The vast majority of organ music is polyphonic. This means that it consists of two or more independent melodies which comprise the composition. For an organist, playing such music can be a real challenge. Not only one has to play the correct notes and rhythms but also to achieve the precision of articulation in each part. This requires developing advanced hand and foot independence.
The ultimate level of this skill is demonstrated in the notorious 6 Trio Sonatas by Johann Sebastian Bach which he wrote for his eldest son, Wilhelm Friedemann to complete his education in organ playing. In this article, I will give you my personal tips and advice on how to develop hand and foot independence in organ playing.
2) Right hand and pedals
3) Left hand and pedals
If you want some real challenge, play them in the key of A minor, too and start transposing them into different keys with ascending number of accidentals (G major and E minor – 1 sharp, F major and D minor – 1 flat, D major and B minor – 2 sharps, B flat major and G minor – 2 flats etc.). Need help with your music theory skills in building these scales? Just let me know and I will explain it to you.
If you follow my suggestions, in time you will be able to play technically advanced and polyphonically challenging compositions very well. You will be surprised how fast you will advance. Hand and foot independence will skyrocket your organ playing to the next level in no time.
By the way, do you want to learn to play the King of Instruments - the pipe organ? If so, download my FREE video guide: "How to Master Any Organ Composition" in which I will show you my EXACT steps, techniques, and methods that I use to practice, learn and master any piece of organ music.

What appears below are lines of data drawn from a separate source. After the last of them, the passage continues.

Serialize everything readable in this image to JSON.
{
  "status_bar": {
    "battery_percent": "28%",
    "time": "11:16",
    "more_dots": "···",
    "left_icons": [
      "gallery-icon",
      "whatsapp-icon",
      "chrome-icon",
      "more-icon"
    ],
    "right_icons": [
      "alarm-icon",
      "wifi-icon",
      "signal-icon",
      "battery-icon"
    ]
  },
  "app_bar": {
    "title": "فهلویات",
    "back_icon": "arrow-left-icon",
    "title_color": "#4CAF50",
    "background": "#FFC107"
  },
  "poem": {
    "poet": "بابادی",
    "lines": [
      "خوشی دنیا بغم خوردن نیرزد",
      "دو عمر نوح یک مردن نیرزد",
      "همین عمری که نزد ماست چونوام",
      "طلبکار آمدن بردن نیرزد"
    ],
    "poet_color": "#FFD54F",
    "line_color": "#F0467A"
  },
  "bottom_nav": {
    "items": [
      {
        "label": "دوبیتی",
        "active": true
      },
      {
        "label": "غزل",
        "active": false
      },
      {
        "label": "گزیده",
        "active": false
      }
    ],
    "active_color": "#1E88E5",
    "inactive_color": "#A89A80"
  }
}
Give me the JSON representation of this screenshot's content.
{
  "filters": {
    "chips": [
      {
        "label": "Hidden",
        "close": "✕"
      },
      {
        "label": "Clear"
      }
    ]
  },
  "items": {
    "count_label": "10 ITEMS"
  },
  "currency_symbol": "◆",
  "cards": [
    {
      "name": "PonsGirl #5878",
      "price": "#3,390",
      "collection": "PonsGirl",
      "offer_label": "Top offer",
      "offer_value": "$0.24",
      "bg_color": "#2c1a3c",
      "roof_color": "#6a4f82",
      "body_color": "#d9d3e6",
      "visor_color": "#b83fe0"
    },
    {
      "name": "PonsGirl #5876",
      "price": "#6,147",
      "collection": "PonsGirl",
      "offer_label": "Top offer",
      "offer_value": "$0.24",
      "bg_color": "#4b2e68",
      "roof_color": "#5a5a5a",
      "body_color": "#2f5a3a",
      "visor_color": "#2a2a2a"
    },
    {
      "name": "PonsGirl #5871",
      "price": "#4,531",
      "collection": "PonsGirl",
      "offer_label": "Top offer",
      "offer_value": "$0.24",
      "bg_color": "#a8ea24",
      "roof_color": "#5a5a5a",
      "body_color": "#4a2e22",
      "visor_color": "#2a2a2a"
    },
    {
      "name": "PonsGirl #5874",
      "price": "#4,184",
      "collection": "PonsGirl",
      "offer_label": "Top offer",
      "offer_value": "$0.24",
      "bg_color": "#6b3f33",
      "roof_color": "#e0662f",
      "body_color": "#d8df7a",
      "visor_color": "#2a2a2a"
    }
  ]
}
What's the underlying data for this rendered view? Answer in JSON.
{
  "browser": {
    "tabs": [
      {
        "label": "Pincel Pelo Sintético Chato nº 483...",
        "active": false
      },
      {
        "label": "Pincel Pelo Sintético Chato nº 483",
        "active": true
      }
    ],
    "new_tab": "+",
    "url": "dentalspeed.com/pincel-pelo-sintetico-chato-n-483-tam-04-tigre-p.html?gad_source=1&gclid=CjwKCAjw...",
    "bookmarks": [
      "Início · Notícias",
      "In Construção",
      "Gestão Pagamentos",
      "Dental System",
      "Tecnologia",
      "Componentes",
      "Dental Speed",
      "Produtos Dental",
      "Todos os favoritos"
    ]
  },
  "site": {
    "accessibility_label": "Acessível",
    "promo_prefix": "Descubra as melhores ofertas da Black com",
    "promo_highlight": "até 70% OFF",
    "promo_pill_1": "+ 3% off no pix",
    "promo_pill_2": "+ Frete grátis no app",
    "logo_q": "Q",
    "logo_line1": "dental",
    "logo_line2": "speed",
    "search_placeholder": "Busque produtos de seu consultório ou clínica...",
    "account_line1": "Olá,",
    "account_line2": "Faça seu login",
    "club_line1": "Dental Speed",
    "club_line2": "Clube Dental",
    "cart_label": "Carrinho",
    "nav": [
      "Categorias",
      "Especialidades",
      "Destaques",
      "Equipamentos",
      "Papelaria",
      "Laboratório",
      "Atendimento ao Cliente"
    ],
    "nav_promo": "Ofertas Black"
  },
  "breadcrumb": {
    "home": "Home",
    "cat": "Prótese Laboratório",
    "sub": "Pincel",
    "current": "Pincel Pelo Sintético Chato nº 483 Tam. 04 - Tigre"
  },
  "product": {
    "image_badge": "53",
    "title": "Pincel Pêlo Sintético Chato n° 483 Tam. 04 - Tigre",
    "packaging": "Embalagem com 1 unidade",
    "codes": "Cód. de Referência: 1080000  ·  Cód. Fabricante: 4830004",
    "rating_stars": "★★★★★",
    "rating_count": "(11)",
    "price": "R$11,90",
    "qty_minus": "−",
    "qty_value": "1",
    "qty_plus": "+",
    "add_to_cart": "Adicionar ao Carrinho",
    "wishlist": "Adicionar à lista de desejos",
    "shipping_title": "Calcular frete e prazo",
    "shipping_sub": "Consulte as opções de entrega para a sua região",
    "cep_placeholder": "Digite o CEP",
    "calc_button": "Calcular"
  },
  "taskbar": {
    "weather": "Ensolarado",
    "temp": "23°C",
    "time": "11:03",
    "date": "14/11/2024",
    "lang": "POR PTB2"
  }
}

DON'T MISS A THING! FREE UPDATES BY EMAIL.
You have successfully joined our subscriber list.
Drs. Vidas Pinkevicius and Ausra Motuzaite-Pinkeviciene
Organists of Vilnius University , creators of Secrets of Organ Playing.
Our Hauptwerk Setup: